Stored items from a collection:
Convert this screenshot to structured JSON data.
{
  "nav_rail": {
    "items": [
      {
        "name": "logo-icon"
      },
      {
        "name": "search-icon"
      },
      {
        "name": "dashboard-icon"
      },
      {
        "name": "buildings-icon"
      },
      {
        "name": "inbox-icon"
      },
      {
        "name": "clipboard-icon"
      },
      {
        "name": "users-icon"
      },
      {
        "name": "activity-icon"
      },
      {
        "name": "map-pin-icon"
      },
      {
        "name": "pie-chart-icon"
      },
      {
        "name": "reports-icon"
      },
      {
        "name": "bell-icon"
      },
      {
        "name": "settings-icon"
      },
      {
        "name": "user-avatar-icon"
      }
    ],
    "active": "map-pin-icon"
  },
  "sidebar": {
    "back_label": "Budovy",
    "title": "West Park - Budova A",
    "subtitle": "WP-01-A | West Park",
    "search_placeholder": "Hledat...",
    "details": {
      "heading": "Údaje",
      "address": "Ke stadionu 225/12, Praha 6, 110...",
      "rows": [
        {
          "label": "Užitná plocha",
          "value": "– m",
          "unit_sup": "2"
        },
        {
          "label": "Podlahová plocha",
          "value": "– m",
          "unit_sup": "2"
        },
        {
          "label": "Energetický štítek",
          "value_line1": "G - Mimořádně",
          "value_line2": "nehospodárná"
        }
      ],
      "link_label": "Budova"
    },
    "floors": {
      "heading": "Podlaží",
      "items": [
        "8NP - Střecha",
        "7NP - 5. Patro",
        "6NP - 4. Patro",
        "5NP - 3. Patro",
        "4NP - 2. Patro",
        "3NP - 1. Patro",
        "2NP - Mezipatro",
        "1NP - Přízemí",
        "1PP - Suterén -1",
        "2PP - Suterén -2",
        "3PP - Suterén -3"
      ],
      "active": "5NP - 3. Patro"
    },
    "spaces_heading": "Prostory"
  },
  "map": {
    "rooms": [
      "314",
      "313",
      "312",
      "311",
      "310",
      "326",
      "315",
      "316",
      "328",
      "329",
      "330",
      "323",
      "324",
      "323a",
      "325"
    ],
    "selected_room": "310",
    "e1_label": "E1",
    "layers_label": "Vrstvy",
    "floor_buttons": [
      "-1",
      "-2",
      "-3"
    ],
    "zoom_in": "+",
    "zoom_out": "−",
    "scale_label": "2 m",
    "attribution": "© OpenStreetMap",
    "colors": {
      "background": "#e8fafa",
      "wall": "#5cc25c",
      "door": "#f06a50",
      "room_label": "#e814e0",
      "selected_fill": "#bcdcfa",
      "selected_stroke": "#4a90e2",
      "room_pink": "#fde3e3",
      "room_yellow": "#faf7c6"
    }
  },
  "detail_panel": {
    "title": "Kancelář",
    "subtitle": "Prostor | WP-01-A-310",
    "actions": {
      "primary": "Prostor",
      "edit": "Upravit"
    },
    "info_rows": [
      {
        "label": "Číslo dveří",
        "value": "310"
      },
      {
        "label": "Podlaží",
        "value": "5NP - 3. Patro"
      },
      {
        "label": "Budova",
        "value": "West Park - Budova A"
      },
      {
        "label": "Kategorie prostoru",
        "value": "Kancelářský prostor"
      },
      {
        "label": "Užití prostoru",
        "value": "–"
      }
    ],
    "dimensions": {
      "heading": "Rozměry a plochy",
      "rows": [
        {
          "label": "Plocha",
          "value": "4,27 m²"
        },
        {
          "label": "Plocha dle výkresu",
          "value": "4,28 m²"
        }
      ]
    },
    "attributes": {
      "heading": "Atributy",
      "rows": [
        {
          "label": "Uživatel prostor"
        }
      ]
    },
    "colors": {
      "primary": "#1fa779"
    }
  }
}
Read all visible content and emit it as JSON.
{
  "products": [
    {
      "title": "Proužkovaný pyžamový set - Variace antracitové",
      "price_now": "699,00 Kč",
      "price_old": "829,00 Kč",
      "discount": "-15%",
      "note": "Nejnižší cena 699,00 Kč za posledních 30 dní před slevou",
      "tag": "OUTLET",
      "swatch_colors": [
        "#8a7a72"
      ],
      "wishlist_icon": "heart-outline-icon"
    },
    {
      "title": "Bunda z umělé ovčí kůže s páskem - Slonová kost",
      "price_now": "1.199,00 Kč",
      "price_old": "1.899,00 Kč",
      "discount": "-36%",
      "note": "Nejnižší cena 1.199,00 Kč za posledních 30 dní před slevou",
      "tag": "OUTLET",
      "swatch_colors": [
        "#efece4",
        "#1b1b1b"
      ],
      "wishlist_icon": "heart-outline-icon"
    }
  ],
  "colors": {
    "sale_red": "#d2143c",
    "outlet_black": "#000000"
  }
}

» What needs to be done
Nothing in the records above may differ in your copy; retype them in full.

» Written response
Convert this screenshot to structured JSON data.
{
  "nav_rail": {
    "items": [
      {
        "name": "logo-icon"
      },
      {
        "name": "search-icon"
      },
      {
        "name": "dashboard-icon"
      },
      {
        "name": "buildings-icon"
      },
      {
        "name": "inbox-icon"
      },
      {
        "name": "clipboard-icon"
      },
      {
        "name": "users-icon"
      },
      {
        "name": "activity-icon"
      },
      {
        "name": "map-pin-icon"
      },
      {
        "name": "pie-chart-icon"
      },
      {
        "name": "reports-icon"
      },
      {
        "name": "bell-icon"
      },
      {
        "name": "settings-icon"
      },
      {
        "name": "user-avatar-icon"
      }
    ],
    "active": "map-pin-icon"
  },
  "sidebar": {
    "back_label": "Budovy",
    "title": "West Park - Budova A",
    "subtitle": "WP-01-A | West Park",
    "search_placeholder": "Hledat...",
    "details": {
      "heading": "Údaje",
      "address": "Ke stadionu 225/12, Praha 6, 110...",
      "rows": [
        {
          "label": "Užitná plocha",
          "value": "– m",
          "unit_sup": "2"
        },
        {
          "label": "Podlahová plocha",
          "value": "– m",
          "unit_sup": "2"
        },
        {
          "label": "Energetický štítek",
          "value_line1": "G - Mimořádně",
          "value_line2": "nehospodárná"
        }
      ],
      "link_label": "Budova"
    },
    "floors": {
      "heading": "Podlaží",
      "items": [
        "8NP - Střecha",
        "7NP - 5. Patro",
        "6NP - 4. Patro",
        "5NP - 3. Patro",
        "4NP - 2. Patro",
        "3NP - 1. Patro",
        "2NP - Mezipatro",
        "1NP - Přízemí",
        "1PP - Suterén -1",
        "2PP - Suterén -2",
        "3PP - Suterén -3"
      ],
      "active": "5NP - 3. Patro"
    },
    "spaces_heading": "Prostory"
  },
  "map": {
    "rooms": [
      "314",
      "313",
      "312",
      "311",
      "310",
      "326",
      "315",
      "316",
      "328",
      "329",
      "330",
      "323",
      "324",
      "323a",
      "325"
    ],
    "selected_room": "310",
    "e1_label": "E1",
    "layers_label": "Vrstvy",
    "floor_buttons": [
      "-1",
      "-2",
      "-3"
    ],
    "zoom_in": "+",
    "zoom_out": "−",
    "scale_label": "2 m",
    "attribution": "© OpenStreetMap",
    "colors": {
      "background": "#e8fafa",
      "wall": "#5cc25c",
      "door": "#f06a50",
      "room_label": "#e814e0",
      "selected_fill": "#bcdcfa",
      "selected_stroke": "#4a90e2",
      "room_pink": "#fde3e3",
      "room_yellow": "#faf7c6"
    }
  },
  "detail_panel": {
    "title": "Kancelář",
    "subtitle": "Prostor | WP-01-A-310",
    "actions": {
      "primary": "Prostor",
      "edit": "Upravit"
    },
    "info_rows": [
      {
        "label": "Číslo dveří",
        "value": "310"
      },
      {
        "label": "Podlaží",
        "value": "5NP - 3. Patro"
      },
      {
        "label": "Budova",
        "value": "West Park - Budova A"
      },
      {
        "label": "Kategorie prostoru",
        "value": "Kancelářský prostor"
      },
      {
        "label": "Užití prostoru",
        "value": "–"
      }
    ],
    "dimensions": {
      "heading": "Rozměry a plochy",
      "rows": [
        {
          "label": "Plocha",
          "value": "4,27 m²"
        },
        {
          "label": "Plocha dle výkresu",
          "value": "4,28 m²"
        }
      ]
    },
    "attributes": {
      "heading": "Atributy",
      "rows": [
        {
          "label": "Uživatel prostor"
        }
      ]
    },
    "colors": {
      "primary": "#1fa779"
    }
  }
}
Read all visible content and emit it as JSON.
{
  "products": [
    {
      "title": "Proužkovaný pyžamový set - Variace antracitové",
      "price_now": "699,00 Kč",
      "price_old": "829,00 Kč",
      "discount": "-15%",
      "note": "Nejnižší cena 699,00 Kč za posledních 30 dní před slevou",
      "tag": "OUTLET",
      "swatch_colors": [
        "#8a7a72"
      ],
      "wishlist_icon": "heart-outline-icon"
    },
    {
      "title": "Bunda z umělé ovčí kůže s páskem - Slonová kost",
      "price_now": "1.199,00 Kč",
      "price_old": "1.899,00 Kč",
      "discount": "-36%",
      "note": "Nejnižší cena 1.199,00 Kč za posledních 30 dní před slevou",
      "tag": "OUTLET",
      "swatch_colors": [
        "#efece4",
        "#1b1b1b"
      ],
      "wishlist_icon": "heart-outline-icon"
    }
  ],
  "colors": {
    "sale_red": "#d2143c",
    "outlet_black": "#000000"
  }
}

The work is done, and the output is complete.